Directions: Copy out the listing that follows, exact in every word, and skip the images.
= Beginning of Section =
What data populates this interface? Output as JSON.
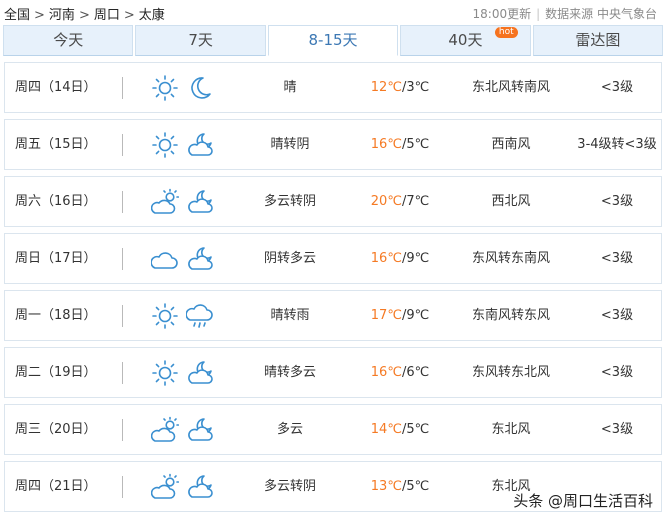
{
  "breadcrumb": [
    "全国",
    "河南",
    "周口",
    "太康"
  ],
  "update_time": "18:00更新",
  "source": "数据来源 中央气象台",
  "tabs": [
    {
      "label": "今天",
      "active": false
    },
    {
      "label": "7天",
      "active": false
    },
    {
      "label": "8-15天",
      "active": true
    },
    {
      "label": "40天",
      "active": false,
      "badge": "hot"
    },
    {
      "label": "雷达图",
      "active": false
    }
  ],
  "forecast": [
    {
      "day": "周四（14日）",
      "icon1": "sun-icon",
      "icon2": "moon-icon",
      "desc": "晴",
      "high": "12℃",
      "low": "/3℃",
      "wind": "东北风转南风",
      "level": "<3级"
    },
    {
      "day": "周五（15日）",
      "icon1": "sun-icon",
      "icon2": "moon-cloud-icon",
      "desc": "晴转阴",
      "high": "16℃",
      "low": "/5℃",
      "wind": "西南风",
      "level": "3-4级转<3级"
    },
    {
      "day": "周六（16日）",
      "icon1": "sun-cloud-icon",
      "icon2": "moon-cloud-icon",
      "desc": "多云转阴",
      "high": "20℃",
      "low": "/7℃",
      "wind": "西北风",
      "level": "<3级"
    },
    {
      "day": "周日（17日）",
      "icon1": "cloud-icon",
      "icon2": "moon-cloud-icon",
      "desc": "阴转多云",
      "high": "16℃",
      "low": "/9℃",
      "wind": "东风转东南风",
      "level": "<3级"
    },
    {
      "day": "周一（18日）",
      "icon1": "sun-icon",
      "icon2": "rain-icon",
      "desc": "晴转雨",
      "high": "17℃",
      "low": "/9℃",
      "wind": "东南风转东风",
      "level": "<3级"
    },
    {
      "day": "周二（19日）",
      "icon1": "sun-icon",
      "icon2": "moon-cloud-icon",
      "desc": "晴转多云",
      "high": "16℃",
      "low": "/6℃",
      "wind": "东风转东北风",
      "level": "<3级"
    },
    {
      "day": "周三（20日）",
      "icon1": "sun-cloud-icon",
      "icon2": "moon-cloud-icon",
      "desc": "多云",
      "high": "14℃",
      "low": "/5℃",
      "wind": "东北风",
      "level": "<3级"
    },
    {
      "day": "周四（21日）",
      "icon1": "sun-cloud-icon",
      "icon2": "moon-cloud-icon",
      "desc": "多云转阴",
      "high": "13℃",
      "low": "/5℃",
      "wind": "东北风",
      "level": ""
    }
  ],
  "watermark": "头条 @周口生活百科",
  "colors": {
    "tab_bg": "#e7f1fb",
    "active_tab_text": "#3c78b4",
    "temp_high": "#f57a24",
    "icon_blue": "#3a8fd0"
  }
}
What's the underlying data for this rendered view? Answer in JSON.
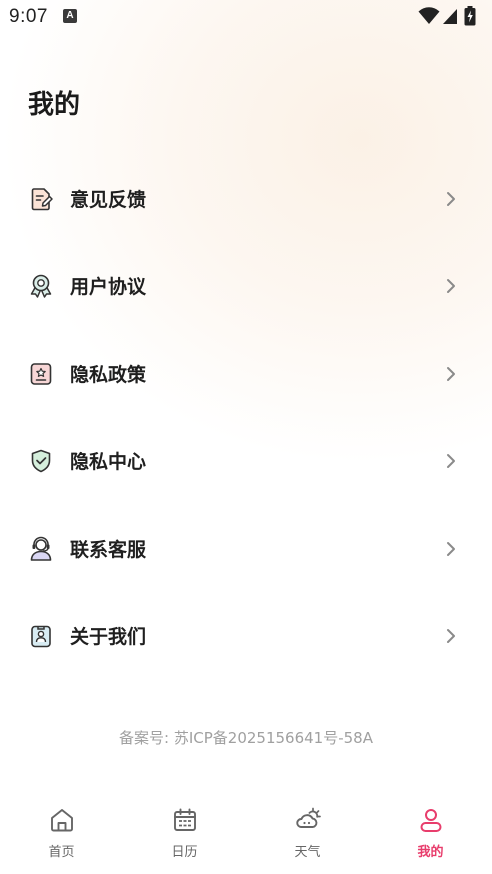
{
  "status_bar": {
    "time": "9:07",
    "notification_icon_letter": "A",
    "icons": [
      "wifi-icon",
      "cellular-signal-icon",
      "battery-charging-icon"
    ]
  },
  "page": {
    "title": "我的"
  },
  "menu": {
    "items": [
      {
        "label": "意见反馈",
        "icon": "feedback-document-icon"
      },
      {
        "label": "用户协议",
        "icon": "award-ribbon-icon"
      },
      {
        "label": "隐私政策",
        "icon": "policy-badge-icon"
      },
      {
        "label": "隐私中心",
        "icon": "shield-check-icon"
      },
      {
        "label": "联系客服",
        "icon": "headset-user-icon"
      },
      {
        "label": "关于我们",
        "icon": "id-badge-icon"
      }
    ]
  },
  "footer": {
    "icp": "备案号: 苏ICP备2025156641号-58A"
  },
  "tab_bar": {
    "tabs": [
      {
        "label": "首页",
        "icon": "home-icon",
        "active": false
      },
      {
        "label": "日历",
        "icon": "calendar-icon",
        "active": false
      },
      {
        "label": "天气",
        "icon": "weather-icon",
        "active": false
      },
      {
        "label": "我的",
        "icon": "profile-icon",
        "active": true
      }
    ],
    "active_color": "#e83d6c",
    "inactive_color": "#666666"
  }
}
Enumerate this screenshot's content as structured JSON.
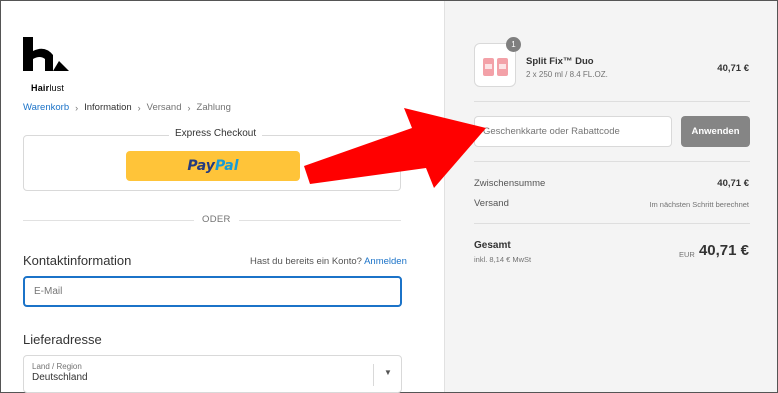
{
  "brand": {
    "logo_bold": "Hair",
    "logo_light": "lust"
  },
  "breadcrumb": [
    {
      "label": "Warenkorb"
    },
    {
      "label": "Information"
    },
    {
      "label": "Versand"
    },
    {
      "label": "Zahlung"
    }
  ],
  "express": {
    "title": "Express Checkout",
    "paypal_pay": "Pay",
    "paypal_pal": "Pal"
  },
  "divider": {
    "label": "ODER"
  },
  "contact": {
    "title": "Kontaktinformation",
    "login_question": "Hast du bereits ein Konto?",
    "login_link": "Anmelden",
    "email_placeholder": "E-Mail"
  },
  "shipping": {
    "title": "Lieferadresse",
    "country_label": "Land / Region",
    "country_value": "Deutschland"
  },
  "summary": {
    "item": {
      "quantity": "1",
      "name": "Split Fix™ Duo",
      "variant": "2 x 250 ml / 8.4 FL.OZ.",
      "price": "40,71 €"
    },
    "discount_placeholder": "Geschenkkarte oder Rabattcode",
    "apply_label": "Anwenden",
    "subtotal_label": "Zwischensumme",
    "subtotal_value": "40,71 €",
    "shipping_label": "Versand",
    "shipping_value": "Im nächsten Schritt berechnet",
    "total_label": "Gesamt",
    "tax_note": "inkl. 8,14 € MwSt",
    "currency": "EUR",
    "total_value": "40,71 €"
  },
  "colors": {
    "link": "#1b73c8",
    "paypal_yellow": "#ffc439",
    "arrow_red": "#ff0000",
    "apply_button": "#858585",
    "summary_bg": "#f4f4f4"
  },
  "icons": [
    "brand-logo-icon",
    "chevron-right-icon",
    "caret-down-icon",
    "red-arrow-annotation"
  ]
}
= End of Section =
Task answer:
What data populates this interface? Output as JSON.
{
  "breadcrumb": [
    "全国",
    "河南",
    "周口",
    "太康"
  ],
  "update_time": "18:00更新",
  "source": "数据来源 中央气象台",
  "tabs": [
    {
      "label": "今天",
      "active": false
    },
    {
      "label": "7天",
      "active": false
    },
    {
      "label": "8-15天",
      "active": true
    },
    {
      "label": "40天",
      "active": false,
      "badge": "hot"
    },
    {
      "label": "雷达图",
      "active": false
    }
  ],
  "forecast": [
    {
      "day": "周四（14日）",
      "icon1": "sun-icon",
      "icon2": "moon-icon",
      "desc": "晴",
      "high": "12℃",
      "low": "/3℃",
      "wind": "东北风转南风",
      "level": "<3级"
    },
    {
      "day": "周五（15日）",
      "icon1": "sun-icon",
      "icon2": "moon-cloud-icon",
      "desc": "晴转阴",
      "high": "16℃",
      "low": "/5℃",
      "wind": "西南风",
      "level": "3-4级转<3级"
    },
    {
      "day": "周六（16日）",
      "icon1": "sun-cloud-icon",
      "icon2": "moon-cloud-icon",
      "desc": "多云转阴",
      "high": "20℃",
      "low": "/7℃",
      "wind": "西北风",
      "level": "<3级"
    },
    {
      "day": "周日（17日）",
      "icon1": "cloud-icon",
      "icon2": "moon-cloud-icon",
      "desc": "阴转多云",
      "high": "16℃",
      "low": "/9℃",
      "wind": "东风转东南风",
      "level": "<3级"
    },
    {
      "day": "周一（18日）",
      "icon1": "sun-icon",
      "icon2": "rain-icon",
      "desc": "晴转雨",
      "high": "17℃",
      "low": "/9℃",
      "wind": "东南风转东风",
      "level": "<3级"
    },
    {
      "day": "周二（19日）",
      "icon1": "sun-icon",
      "icon2": "moon-cloud-icon",
      "desc": "晴转多云",
      "high": "16℃",
      "low": "/6℃",
      "wind": "东风转东北风",
      "level": "<3级"
    },
    {
      "day": "周三（20日）",
      "icon1": "sun-cloud-icon",
      "icon2": "moon-cloud-icon",
      "desc": "多云",
      "high": "14℃",
      "low": "/5℃",
      "wind": "东北风",
      "level": "<3级"
    },
    {
      "day": "周四（21日）",
      "icon1": "sun-cloud-icon",
      "icon2": "moon-cloud-icon",
      "desc": "多云转阴",
      "high": "13℃",
      "low": "/5℃",
      "wind": "东北风",
      "level": ""
    }
  ],
  "watermark": "头条 @周口生活百科",
  "colors": {
    "tab_bg": "#e7f1fb",
    "active_tab_text": "#3c78b4",
    "temp_high": "#f57a24",
    "icon_blue": "#3a8fd0"
  }
}
What's the underlying data for this rendered view? Answer in JSON.
{
  "status_bar": {
    "time": "9:07",
    "notification_icon_letter": "A",
    "icons": [
      "wifi-icon",
      "cellular-signal-icon",
      "battery-charging-icon"
    ]
  },
  "page": {
    "title": "我的"
  },
  "menu": {
    "items": [
      {
        "label": "意见反馈",
        "icon": "feedback-document-icon"
      },
      {
        "label": "用户协议",
        "icon": "award-ribbon-icon"
      },
      {
        "label": "隐私政策",
        "icon": "policy-badge-icon"
      },
      {
        "label": "隐私中心",
        "icon": "shield-check-icon"
      },
      {
        "label": "联系客服",
        "icon": "headset-user-icon"
      },
      {
        "label": "关于我们",
        "icon": "id-badge-icon"
      }
    ]
  },
  "footer": {
    "icp": "备案号: 苏ICP备2025156641号-58A"
  },
  "tab_bar": {
    "tabs": [
      {
        "label": "首页",
        "icon": "home-icon",
        "active": false
      },
      {
        "label": "日历",
        "icon": "calendar-icon",
        "active": false
      },
      {
        "label": "天气",
        "icon": "weather-icon",
        "active": false
      },
      {
        "label": "我的",
        "icon": "profile-icon",
        "active": true
      }
    ],
    "active_color": "#e83d6c",
    "inactive_color": "#666666"
  }
}
Enumerate this screenshot's content as structured JSON.
{
  "brand": {
    "logo_bold": "Hair",
    "logo_light": "lust"
  },
  "breadcrumb": [
    {
      "label": "Warenkorb"
    },
    {
      "label": "Information"
    },
    {
      "label": "Versand"
    },
    {
      "label": "Zahlung"
    }
  ],
  "express": {
    "title": "Express Checkout",
    "paypal_pay": "Pay",
    "paypal_pal": "Pal"
  },
  "divider": {
    "label": "ODER"
  },
  "contact": {
    "title": "Kontaktinformation",
    "login_question": "Hast du bereits ein Konto?",
    "login_link": "Anmelden",
    "email_placeholder": "E-Mail"
  },
  "shipping": {
    "title": "Lieferadresse",
    "country_label": "Land / Region",
    "country_value": "Deutschland"
  },
  "summary": {
    "item": {
      "quantity": "1",
      "name": "Split Fix™ Duo",
      "variant": "2 x 250 ml / 8.4 FL.OZ.",
      "price": "40,71 €"
    },
    "discount_placeholder": "Geschenkkarte oder Rabattcode",
    "apply_label": "Anwenden",
    "subtotal_label": "Zwischensumme",
    "subtotal_value": "40,71 €",
    "shipping_label": "Versand",
    "shipping_value": "Im nächsten Schritt berechnet",
    "total_label": "Gesamt",
    "tax_note": "inkl. 8,14 € MwSt",
    "currency": "EUR",
    "total_value": "40,71 €"
  },
  "colors": {
    "link": "#1b73c8",
    "paypal_yellow": "#ffc439",
    "arrow_red": "#ff0000",
    "apply_button": "#858585",
    "summary_bg": "#f4f4f4"
  },
  "icons": [
    "brand-logo-icon",
    "chevron-right-icon",
    "caret-down-icon",
    "red-arrow-annotation"
  ]
}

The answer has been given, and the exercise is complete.